__Exercise directions__. Go through the entries below and say how many lines hold the word "author". Nothing else is needed.

■ ■ ■

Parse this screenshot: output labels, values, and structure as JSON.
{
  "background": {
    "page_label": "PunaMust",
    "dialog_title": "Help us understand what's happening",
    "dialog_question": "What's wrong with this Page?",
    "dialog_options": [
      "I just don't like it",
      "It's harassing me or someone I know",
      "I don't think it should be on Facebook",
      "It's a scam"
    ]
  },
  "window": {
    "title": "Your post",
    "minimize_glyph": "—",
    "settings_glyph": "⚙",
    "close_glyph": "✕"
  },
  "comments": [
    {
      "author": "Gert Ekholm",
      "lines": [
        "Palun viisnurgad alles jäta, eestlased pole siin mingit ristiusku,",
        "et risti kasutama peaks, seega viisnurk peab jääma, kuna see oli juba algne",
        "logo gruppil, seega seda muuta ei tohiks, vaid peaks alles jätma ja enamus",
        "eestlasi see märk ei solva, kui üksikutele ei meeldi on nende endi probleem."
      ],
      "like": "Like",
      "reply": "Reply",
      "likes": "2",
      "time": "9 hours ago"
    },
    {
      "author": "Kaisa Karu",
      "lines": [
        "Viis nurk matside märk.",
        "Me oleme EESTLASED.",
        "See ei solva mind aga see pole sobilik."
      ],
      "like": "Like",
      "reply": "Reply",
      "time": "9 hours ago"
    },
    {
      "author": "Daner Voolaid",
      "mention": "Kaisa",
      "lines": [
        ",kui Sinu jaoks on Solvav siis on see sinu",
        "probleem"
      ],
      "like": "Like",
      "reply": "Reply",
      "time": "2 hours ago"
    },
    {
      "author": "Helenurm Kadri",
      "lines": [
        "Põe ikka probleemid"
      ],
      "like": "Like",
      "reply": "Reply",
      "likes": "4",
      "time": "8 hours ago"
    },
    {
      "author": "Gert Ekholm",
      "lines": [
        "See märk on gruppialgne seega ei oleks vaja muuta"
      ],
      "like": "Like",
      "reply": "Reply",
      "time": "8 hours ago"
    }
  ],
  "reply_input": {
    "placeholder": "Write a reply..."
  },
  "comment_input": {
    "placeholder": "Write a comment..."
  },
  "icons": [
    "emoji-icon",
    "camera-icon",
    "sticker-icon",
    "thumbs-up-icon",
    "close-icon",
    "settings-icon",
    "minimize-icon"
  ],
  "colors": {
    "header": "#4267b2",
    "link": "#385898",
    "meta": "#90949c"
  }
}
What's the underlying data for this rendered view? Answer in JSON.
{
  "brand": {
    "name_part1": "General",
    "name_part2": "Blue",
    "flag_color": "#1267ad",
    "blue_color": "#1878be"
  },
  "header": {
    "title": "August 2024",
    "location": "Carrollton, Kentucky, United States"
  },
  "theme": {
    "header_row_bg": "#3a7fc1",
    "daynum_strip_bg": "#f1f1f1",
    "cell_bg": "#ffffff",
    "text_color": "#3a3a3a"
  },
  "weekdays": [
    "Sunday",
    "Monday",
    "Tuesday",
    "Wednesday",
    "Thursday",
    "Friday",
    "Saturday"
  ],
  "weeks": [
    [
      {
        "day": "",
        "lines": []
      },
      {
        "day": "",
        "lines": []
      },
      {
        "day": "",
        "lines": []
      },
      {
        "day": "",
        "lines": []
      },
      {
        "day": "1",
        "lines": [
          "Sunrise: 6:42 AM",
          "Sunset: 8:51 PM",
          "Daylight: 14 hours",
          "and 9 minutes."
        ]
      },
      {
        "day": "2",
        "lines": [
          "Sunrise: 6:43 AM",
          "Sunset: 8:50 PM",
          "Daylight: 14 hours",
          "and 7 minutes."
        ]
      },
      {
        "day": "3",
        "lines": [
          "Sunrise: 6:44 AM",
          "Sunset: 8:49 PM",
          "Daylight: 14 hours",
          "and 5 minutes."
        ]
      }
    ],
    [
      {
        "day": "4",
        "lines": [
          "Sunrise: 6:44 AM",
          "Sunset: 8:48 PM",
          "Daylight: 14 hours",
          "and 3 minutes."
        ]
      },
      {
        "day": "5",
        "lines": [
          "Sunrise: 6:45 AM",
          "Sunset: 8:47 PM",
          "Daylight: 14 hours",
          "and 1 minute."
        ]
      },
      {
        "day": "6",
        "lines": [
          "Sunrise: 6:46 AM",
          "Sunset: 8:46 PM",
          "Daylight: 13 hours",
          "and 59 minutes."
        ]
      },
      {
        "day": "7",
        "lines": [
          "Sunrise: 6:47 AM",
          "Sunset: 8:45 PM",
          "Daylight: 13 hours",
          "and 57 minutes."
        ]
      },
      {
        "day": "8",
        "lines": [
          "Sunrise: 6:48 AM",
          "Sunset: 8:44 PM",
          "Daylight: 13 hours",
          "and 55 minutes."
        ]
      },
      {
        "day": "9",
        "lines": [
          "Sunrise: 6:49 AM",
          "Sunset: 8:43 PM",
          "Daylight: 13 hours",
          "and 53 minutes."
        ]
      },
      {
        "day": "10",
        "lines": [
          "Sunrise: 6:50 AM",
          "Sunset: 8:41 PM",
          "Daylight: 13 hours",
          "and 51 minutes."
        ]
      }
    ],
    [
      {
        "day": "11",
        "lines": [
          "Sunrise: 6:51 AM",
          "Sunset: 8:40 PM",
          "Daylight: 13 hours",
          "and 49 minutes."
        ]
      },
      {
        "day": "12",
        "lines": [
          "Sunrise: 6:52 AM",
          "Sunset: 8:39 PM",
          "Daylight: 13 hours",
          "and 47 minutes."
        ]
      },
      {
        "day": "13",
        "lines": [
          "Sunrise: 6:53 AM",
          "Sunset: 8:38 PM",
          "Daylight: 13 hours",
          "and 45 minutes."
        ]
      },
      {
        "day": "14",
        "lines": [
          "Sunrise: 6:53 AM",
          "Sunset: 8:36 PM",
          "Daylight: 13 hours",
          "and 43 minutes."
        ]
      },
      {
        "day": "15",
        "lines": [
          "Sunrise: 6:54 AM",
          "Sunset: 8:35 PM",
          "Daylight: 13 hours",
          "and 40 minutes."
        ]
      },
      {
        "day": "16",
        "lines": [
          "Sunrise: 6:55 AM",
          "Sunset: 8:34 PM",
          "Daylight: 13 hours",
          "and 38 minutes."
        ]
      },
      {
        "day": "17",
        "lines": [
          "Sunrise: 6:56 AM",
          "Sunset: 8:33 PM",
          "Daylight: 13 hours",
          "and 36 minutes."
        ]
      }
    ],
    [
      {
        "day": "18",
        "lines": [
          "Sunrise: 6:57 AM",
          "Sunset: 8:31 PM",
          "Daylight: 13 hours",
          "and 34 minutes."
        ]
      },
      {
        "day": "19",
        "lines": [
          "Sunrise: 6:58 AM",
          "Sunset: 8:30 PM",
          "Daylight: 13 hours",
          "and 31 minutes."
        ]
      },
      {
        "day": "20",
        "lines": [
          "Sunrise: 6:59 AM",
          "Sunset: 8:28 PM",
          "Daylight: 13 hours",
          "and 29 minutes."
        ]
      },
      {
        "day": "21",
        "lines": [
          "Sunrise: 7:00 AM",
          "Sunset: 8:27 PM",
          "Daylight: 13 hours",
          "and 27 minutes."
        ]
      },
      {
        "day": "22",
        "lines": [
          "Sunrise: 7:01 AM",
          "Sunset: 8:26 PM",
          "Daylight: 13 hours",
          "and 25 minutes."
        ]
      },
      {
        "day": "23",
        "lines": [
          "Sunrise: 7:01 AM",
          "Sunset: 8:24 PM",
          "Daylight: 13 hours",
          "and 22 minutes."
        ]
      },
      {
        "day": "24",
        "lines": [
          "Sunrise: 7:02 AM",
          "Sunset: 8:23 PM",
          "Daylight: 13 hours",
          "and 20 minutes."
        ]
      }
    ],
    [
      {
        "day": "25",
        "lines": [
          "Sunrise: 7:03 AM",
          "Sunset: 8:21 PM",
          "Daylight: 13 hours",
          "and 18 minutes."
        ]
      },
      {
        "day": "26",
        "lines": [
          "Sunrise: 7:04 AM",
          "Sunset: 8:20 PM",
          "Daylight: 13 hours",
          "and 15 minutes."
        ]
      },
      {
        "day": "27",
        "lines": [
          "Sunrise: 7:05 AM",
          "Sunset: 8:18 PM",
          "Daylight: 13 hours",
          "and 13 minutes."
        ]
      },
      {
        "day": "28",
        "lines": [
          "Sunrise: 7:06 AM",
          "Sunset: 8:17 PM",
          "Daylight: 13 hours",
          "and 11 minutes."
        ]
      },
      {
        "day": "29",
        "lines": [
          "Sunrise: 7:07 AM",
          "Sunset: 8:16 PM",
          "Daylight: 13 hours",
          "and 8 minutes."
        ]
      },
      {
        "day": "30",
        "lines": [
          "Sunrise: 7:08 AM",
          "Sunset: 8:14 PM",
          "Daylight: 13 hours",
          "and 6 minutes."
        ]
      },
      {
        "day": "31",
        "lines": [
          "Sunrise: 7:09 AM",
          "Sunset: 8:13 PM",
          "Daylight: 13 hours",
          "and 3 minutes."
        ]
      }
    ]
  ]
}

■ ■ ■

__Response to the task__. 5